Exercise prompt
Which lines below contain the word "isWaitingRouters"? Copy each one.

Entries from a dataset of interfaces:
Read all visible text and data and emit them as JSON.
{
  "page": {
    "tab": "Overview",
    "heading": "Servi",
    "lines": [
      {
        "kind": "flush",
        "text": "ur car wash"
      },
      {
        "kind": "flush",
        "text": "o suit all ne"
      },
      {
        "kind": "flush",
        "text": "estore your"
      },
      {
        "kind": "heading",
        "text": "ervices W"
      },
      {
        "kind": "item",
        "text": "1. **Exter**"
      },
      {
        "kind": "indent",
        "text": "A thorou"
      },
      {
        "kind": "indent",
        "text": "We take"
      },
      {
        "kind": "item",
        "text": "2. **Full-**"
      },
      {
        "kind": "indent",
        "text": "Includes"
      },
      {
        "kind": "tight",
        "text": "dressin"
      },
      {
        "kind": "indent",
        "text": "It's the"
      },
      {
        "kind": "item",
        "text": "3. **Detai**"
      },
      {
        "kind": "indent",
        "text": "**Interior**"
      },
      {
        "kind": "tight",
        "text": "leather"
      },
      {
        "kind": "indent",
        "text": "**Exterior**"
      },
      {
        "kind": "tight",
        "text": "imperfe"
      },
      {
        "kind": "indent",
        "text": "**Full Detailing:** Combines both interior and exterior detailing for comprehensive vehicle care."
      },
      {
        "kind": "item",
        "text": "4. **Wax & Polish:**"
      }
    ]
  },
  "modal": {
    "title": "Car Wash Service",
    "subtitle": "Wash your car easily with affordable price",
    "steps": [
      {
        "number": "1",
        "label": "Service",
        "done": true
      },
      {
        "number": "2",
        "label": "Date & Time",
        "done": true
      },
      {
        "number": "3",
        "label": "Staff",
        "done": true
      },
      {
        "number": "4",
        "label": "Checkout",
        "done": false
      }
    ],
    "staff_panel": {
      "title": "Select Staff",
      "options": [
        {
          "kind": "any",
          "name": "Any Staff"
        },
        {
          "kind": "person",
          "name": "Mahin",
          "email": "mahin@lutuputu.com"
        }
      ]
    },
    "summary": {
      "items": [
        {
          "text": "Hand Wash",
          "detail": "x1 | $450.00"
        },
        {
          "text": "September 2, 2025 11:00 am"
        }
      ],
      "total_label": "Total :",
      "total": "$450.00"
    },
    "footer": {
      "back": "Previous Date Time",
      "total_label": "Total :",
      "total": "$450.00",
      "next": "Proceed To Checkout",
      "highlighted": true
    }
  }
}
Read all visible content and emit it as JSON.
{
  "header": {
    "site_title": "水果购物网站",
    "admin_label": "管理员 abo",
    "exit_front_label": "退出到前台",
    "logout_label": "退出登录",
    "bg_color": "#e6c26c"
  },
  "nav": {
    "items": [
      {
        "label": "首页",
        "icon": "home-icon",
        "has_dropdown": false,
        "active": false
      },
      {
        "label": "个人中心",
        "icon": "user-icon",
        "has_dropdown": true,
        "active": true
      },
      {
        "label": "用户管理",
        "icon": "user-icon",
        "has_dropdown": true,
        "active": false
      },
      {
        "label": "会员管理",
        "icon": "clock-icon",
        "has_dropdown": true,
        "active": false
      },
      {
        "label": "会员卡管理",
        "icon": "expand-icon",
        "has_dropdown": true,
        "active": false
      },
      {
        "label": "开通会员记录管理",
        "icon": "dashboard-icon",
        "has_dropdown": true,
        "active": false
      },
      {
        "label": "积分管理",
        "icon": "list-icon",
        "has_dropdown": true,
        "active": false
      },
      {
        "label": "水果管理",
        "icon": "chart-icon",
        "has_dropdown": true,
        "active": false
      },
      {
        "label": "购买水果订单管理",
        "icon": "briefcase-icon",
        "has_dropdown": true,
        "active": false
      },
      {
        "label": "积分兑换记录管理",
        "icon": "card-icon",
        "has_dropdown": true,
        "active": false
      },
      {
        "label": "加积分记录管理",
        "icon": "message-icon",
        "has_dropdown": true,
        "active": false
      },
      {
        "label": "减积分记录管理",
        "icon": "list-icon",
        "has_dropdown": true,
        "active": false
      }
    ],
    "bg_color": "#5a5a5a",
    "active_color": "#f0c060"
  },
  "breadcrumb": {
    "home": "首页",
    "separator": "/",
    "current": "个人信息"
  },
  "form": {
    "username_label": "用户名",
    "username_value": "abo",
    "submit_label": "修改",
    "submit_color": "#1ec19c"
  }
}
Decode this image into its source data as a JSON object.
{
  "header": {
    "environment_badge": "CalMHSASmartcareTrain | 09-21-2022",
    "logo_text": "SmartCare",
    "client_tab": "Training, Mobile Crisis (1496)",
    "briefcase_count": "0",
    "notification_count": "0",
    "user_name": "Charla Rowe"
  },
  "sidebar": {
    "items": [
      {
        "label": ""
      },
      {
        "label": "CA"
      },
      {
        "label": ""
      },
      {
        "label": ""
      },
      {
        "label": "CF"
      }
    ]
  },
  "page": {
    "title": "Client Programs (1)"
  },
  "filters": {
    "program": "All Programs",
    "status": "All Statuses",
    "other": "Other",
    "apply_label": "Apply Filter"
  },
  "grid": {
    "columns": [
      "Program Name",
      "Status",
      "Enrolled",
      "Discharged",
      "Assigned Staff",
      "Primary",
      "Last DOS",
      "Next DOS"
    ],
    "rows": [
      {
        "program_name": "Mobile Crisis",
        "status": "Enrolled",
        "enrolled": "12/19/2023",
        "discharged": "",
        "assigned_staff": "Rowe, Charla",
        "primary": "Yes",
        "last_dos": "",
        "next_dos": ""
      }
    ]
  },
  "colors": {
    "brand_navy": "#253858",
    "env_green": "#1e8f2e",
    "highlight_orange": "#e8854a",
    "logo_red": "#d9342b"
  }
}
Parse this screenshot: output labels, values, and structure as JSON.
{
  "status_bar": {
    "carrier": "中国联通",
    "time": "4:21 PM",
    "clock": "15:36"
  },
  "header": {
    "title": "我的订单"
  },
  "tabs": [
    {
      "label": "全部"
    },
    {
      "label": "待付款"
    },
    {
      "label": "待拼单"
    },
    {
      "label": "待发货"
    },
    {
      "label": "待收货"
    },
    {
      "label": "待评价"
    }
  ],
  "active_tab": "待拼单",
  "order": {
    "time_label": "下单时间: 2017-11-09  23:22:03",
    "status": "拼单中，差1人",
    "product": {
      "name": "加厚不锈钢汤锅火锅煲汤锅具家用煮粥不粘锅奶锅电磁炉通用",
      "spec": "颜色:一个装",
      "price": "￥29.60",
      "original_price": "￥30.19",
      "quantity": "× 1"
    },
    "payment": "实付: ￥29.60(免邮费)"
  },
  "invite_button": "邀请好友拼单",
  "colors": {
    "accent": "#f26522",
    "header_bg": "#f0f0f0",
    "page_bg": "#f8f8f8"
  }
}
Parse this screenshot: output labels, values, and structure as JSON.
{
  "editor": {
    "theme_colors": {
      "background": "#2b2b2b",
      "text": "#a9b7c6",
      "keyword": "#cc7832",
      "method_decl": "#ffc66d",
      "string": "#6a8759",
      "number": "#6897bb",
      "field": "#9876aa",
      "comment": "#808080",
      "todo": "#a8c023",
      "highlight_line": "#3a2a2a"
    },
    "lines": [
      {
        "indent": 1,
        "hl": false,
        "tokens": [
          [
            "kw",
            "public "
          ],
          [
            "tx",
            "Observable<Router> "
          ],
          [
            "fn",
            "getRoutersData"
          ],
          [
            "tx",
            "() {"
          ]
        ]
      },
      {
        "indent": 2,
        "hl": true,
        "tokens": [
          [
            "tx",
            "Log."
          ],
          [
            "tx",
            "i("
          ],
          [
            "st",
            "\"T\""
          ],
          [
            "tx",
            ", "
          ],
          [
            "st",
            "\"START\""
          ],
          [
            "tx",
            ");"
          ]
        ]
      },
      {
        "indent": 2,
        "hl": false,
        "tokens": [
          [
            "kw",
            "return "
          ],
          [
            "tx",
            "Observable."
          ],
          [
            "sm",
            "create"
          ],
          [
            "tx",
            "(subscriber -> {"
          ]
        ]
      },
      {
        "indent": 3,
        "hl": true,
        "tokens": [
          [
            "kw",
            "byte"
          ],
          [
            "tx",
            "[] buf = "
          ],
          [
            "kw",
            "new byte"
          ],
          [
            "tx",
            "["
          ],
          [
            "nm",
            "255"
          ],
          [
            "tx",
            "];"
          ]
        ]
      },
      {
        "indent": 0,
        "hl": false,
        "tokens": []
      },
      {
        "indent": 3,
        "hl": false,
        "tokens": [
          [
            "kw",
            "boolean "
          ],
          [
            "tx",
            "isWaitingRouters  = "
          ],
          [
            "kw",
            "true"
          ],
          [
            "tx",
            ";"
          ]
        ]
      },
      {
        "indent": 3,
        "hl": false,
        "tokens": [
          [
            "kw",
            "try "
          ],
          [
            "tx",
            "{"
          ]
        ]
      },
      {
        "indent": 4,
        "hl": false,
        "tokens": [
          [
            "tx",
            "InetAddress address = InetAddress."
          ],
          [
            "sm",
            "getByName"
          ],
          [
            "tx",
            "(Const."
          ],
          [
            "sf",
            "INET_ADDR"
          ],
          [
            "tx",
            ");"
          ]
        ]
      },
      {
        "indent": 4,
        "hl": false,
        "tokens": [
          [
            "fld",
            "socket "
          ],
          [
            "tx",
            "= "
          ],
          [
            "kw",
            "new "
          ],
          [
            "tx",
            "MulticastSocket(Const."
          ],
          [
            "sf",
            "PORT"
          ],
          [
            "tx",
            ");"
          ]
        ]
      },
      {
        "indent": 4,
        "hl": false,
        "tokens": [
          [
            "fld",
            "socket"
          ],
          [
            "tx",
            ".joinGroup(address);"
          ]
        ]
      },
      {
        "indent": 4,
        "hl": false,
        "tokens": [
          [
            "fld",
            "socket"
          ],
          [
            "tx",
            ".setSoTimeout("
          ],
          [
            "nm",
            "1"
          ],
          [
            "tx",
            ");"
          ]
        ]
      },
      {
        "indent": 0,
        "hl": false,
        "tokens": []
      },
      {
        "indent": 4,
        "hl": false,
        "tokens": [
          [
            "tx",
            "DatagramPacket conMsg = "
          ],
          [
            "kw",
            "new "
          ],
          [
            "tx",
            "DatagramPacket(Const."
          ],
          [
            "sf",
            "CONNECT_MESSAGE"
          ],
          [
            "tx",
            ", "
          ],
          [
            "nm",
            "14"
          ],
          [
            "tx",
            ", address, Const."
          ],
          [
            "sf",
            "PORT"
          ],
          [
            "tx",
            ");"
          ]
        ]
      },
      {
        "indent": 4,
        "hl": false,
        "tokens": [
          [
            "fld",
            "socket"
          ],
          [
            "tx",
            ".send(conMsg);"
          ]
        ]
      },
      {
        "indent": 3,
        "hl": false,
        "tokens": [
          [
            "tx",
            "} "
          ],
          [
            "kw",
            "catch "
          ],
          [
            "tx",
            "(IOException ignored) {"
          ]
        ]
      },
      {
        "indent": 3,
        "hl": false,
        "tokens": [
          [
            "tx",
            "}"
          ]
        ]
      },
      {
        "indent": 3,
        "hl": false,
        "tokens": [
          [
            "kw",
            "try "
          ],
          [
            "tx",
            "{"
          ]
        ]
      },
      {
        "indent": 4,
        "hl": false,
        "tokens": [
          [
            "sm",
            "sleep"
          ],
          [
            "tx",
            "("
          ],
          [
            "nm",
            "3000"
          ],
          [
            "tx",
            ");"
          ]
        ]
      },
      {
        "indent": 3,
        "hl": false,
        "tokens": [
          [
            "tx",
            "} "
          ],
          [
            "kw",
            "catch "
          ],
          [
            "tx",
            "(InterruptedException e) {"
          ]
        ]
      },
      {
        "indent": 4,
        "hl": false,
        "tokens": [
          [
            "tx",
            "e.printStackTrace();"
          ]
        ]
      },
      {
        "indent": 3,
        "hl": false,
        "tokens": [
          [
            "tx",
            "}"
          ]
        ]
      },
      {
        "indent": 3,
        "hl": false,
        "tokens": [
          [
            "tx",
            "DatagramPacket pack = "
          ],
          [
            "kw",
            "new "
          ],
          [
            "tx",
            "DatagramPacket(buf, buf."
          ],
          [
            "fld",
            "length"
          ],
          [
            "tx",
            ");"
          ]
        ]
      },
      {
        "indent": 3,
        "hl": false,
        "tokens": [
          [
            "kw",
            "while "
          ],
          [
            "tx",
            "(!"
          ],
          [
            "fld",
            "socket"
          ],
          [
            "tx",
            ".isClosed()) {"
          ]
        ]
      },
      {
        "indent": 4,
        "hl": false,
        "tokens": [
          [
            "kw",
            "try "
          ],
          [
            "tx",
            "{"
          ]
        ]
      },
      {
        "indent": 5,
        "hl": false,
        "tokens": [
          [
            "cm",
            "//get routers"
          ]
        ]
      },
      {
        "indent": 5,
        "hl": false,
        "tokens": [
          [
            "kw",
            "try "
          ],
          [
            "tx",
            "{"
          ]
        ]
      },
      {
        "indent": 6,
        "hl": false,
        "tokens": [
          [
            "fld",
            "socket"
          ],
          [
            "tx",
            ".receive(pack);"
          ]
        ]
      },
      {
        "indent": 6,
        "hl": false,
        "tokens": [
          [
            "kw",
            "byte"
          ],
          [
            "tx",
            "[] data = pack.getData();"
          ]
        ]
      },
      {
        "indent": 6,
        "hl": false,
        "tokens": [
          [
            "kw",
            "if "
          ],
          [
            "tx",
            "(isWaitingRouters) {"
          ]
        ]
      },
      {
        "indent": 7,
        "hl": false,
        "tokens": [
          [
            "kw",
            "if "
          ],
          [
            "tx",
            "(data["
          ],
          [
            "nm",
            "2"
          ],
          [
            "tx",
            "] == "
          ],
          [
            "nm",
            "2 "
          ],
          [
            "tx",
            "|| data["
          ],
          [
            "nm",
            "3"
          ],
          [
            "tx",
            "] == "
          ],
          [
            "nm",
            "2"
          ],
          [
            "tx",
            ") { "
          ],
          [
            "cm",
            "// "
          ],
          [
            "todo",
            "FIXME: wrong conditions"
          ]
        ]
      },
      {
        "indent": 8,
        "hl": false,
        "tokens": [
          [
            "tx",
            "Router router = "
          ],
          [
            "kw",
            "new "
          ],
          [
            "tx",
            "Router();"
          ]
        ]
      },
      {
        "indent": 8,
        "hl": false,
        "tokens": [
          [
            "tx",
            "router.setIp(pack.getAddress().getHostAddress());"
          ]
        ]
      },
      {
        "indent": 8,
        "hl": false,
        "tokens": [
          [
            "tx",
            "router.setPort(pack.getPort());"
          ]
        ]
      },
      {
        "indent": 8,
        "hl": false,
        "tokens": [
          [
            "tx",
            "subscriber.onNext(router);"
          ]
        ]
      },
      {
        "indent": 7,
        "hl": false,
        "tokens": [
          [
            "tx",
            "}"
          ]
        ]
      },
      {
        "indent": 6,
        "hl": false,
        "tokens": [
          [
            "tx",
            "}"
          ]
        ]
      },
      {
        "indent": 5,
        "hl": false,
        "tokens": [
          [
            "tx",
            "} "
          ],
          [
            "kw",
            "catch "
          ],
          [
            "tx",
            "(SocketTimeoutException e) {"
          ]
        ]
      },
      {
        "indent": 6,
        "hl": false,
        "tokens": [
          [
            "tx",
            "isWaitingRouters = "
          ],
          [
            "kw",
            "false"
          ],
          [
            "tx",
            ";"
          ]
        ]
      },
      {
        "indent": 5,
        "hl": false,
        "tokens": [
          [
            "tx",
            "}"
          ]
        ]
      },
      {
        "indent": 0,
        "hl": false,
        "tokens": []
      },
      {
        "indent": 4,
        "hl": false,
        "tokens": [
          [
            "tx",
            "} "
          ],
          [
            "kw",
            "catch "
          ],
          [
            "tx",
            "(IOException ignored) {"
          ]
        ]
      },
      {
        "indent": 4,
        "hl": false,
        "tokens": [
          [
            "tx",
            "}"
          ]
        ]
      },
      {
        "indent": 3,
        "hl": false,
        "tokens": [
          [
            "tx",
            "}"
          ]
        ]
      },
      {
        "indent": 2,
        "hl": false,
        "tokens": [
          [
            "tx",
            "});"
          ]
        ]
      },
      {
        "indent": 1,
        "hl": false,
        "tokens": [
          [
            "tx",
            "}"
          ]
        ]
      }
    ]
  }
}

Task output
            "isWaitingRouters  = "
            "(isWaitingRouters) {"
            "isWaitingRouters = "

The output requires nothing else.